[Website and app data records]

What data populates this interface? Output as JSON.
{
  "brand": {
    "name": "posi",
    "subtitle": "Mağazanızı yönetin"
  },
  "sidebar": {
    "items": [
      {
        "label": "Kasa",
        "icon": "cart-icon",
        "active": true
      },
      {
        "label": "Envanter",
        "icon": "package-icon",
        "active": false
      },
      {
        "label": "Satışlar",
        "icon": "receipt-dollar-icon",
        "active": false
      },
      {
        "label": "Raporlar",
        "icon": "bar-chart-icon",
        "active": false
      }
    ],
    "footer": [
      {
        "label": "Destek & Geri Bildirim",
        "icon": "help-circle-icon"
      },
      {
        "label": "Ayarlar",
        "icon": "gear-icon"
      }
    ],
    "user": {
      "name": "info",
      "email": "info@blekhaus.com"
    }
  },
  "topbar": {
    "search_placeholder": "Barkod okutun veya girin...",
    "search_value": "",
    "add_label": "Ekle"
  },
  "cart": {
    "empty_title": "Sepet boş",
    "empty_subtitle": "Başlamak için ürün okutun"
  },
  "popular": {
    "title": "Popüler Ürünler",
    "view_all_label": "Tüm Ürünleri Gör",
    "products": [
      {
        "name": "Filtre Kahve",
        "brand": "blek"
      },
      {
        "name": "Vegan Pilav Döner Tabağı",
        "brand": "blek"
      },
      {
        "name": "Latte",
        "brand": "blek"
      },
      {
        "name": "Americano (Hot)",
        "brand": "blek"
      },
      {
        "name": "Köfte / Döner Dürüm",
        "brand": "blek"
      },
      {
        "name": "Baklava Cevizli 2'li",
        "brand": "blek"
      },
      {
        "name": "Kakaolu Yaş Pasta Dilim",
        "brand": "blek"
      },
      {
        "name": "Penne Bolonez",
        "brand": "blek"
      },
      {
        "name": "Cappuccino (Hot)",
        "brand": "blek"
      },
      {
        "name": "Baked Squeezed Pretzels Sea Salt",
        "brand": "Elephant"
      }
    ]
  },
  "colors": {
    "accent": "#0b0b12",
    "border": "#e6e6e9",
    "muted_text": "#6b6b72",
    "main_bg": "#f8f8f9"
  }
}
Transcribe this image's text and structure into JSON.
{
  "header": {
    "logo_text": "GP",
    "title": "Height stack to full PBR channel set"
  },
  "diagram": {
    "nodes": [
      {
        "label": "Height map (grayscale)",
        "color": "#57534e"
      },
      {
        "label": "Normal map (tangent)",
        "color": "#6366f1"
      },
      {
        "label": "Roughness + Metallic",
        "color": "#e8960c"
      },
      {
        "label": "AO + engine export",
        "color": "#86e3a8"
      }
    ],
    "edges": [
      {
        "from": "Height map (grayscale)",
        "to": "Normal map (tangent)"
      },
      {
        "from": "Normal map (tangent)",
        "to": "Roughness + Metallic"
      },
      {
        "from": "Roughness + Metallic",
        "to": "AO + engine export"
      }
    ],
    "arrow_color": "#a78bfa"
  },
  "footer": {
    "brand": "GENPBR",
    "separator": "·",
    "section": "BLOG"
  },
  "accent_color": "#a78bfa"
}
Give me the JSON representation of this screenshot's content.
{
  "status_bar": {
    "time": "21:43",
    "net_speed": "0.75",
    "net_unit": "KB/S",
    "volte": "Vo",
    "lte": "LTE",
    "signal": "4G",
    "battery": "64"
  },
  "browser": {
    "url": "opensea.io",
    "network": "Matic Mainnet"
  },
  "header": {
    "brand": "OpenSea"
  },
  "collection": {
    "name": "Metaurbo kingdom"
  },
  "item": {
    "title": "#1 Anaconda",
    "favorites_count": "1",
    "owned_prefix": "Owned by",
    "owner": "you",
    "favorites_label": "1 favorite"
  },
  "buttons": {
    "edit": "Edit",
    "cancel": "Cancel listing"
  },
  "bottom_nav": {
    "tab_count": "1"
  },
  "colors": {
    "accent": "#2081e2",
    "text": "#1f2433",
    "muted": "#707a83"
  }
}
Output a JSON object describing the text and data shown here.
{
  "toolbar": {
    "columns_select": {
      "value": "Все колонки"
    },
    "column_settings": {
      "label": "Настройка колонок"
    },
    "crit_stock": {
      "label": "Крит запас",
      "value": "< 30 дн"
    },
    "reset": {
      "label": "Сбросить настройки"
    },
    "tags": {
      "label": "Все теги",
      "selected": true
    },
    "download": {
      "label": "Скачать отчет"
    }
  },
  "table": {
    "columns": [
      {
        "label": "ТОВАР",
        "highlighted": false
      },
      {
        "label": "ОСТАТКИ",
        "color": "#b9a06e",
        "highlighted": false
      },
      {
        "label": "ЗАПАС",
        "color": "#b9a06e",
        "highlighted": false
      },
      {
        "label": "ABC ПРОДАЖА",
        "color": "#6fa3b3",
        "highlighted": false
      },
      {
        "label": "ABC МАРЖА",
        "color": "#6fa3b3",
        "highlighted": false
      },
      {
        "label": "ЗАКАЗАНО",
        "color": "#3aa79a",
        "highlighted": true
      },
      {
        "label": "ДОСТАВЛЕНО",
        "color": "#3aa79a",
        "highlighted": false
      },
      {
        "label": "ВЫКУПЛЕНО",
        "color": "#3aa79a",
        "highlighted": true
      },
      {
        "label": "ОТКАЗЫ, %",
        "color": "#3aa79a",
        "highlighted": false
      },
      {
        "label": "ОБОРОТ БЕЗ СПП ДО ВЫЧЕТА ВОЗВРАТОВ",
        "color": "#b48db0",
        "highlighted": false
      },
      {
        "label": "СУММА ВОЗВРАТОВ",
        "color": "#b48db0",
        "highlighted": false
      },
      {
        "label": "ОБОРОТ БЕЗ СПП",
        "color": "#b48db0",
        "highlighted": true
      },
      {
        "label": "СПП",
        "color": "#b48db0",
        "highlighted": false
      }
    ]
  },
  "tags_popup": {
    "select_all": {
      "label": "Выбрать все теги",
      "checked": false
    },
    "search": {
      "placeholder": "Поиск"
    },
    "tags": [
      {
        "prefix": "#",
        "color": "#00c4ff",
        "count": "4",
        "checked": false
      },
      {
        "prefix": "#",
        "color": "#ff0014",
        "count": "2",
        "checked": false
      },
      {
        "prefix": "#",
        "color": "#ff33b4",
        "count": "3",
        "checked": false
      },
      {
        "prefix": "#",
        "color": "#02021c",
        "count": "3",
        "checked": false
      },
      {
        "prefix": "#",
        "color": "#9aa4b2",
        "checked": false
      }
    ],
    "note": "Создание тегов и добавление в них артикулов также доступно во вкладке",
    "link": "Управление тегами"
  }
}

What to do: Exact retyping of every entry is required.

Written answer:
What data populates this interface? Output as JSON.
{
  "brand": {
    "name": "posi",
    "subtitle": "Mağazanızı yönetin"
  },
  "sidebar": {
    "items": [
      {
        "label": "Kasa",
        "icon": "cart-icon",
        "active": true
      },
      {
        "label": "Envanter",
        "icon": "package-icon",
        "active": false
      },
      {
        "label": "Satışlar",
        "icon": "receipt-dollar-icon",
        "active": false
      },
      {
        "label": "Raporlar",
        "icon": "bar-chart-icon",
        "active": false
      }
    ],
    "footer": [
      {
        "label": "Destek & Geri Bildirim",
        "icon": "help-circle-icon"
      },
      {
        "label": "Ayarlar",
        "icon": "gear-icon"
      }
    ],
    "user": {
      "name": "info",
      "email": "info@blekhaus.com"
    }
  },
  "topbar": {
    "search_placeholder": "Barkod okutun veya girin...",
    "search_value": "",
    "add_label": "Ekle"
  },
  "cart": {
    "empty_title": "Sepet boş",
    "empty_subtitle": "Başlamak için ürün okutun"
  },
  "popular": {
    "title": "Popüler Ürünler",
    "view_all_label": "Tüm Ürünleri Gör",
    "products": [
      {
        "name": "Filtre Kahve",
        "brand": "blek"
      },
      {
        "name": "Vegan Pilav Döner Tabağı",
        "brand": "blek"
      },
      {
        "name": "Latte",
        "brand": "blek"
      },
      {
        "name": "Americano (Hot)",
        "brand": "blek"
      },
      {
        "name": "Köfte / Döner Dürüm",
        "brand": "blek"
      },
      {
        "name": "Baklava Cevizli 2'li",
        "brand": "blek"
      },
      {
        "name": "Kakaolu Yaş Pasta Dilim",
        "brand": "blek"
      },
      {
        "name": "Penne Bolonez",
        "brand": "blek"
      },
      {
        "name": "Cappuccino (Hot)",
        "brand": "blek"
      },
      {
        "name": "Baked Squeezed Pretzels Sea Salt",
        "brand": "Elephant"
      }
    ]
  },
  "colors": {
    "accent": "#0b0b12",
    "border": "#e6e6e9",
    "muted_text": "#6b6b72",
    "main_bg": "#f8f8f9"
  }
}
Transcribe this image's text and structure into JSON.
{
  "header": {
    "logo_text": "GP",
    "title": "Height stack to full PBR channel set"
  },
  "diagram": {
    "nodes": [
      {
        "label": "Height map (grayscale)",
        "color": "#57534e"
      },
      {
        "label": "Normal map (tangent)",
        "color": "#6366f1"
      },
      {
        "label": "Roughness + Metallic",
        "color": "#e8960c"
      },
      {
        "label": "AO + engine export",
        "color": "#86e3a8"
      }
    ],
    "edges": [
      {
        "from": "Height map (grayscale)",
        "to": "Normal map (tangent)"
      },
      {
        "from": "Normal map (tangent)",
        "to": "Roughness + Metallic"
      },
      {
        "from": "Roughness + Metallic",
        "to": "AO + engine export"
      }
    ],
    "arrow_color": "#a78bfa"
  },
  "footer": {
    "brand": "GENPBR",
    "separator": "·",
    "section": "BLOG"
  },
  "accent_color": "#a78bfa"
}
Give me the JSON representation of this screenshot's content.
{
  "status_bar": {
    "time": "21:43",
    "net_speed": "0.75",
    "net_unit": "KB/S",
    "volte": "Vo",
    "lte": "LTE",
    "signal": "4G",
    "battery": "64"
  },
  "browser": {
    "url": "opensea.io",
    "network": "Matic Mainnet"
  },
  "header": {
    "brand": "OpenSea"
  },
  "collection": {
    "name": "Metaurbo kingdom"
  },
  "item": {
    "title": "#1 Anaconda",
    "favorites_count": "1",
    "owned_prefix": "Owned by",
    "owner": "you",
    "favorites_label": "1 favorite"
  },
  "buttons": {
    "edit": "Edit",
    "cancel": "Cancel listing"
  },
  "bottom_nav": {
    "tab_count": "1"
  },
  "colors": {
    "accent": "#2081e2",
    "text": "#1f2433",
    "muted": "#707a83"
  }
}
Output a JSON object describing the text and data shown here.
{
  "toolbar": {
    "columns_select": {
      "value": "Все колонки"
    },
    "column_settings": {
      "label": "Настройка колонок"
    },
    "crit_stock": {
      "label": "Крит запас",
      "value": "< 30 дн"
    },
    "reset": {
      "label": "Сбросить настройки"
    },
    "tags": {
      "label": "Все теги",
      "selected": true
    },
    "download": {
      "label": "Скачать отчет"
    }
  },
  "table": {
    "columns": [
      {
        "label": "ТОВАР",
        "highlighted": false
      },
      {
        "label": "ОСТАТКИ",
        "color": "#b9a06e",
        "highlighted": false
      },
      {
        "label": "ЗАПАС",
        "color": "#b9a06e",
        "highlighted": false
      },
      {
        "label": "ABC ПРОДАЖА",
        "color": "#6fa3b3",
        "highlighted": false
      },
      {
        "label": "ABC МАРЖА",
        "color": "#6fa3b3",
        "highlighted": false
      },
      {
        "label": "ЗАКАЗАНО",
        "color": "#3aa79a",
        "highlighted": true
      },
      {
        "label": "ДОСТАВЛЕНО",
        "color": "#3aa79a",
        "highlighted": false
      },
      {
        "label": "ВЫКУПЛЕНО",
        "color": "#3aa79a",
        "highlighted": true
      },
      {
        "label": "ОТКАЗЫ, %",
        "color": "#3aa79a",
        "highlighted": false
      },
      {
        "label": "ОБОРОТ БЕЗ СПП ДО ВЫЧЕТА ВОЗВРАТОВ",
        "color": "#b48db0",
        "highlighted": false
      },
      {
        "label": "СУММА ВОЗВРАТОВ",
        "color": "#b48db0",
        "highlighted": false
      },
      {
        "label": "ОБОРОТ БЕЗ СПП",
        "color": "#b48db0",
        "highlighted": true
      },
      {
        "label": "СПП",
        "color": "#b48db0",
        "highlighted": false
      }
    ]
  },
  "tags_popup": {
    "select_all": {
      "label": "Выбрать все теги",
      "checked": false
    },
    "search": {
      "placeholder": "Поиск"
    },
    "tags": [
      {
        "prefix": "#",
        "color": "#00c4ff",
        "count": "4",
        "checked": false
      },
      {
        "prefix": "#",
        "color": "#ff0014",
        "count": "2",
        "checked": false
      },
      {
        "prefix": "#",
        "color": "#ff33b4",
        "count": "3",
        "checked": false
      },
      {
        "prefix": "#",
        "color": "#02021c",
        "count": "3",
        "checked": false
      },
      {
        "prefix": "#",
        "color": "#9aa4b2",
        "checked": false
      }
    ],
    "note": "Создание тегов и добавление в них артикулов также доступно во вкладке",
    "link": "Управление тегами"
  }
}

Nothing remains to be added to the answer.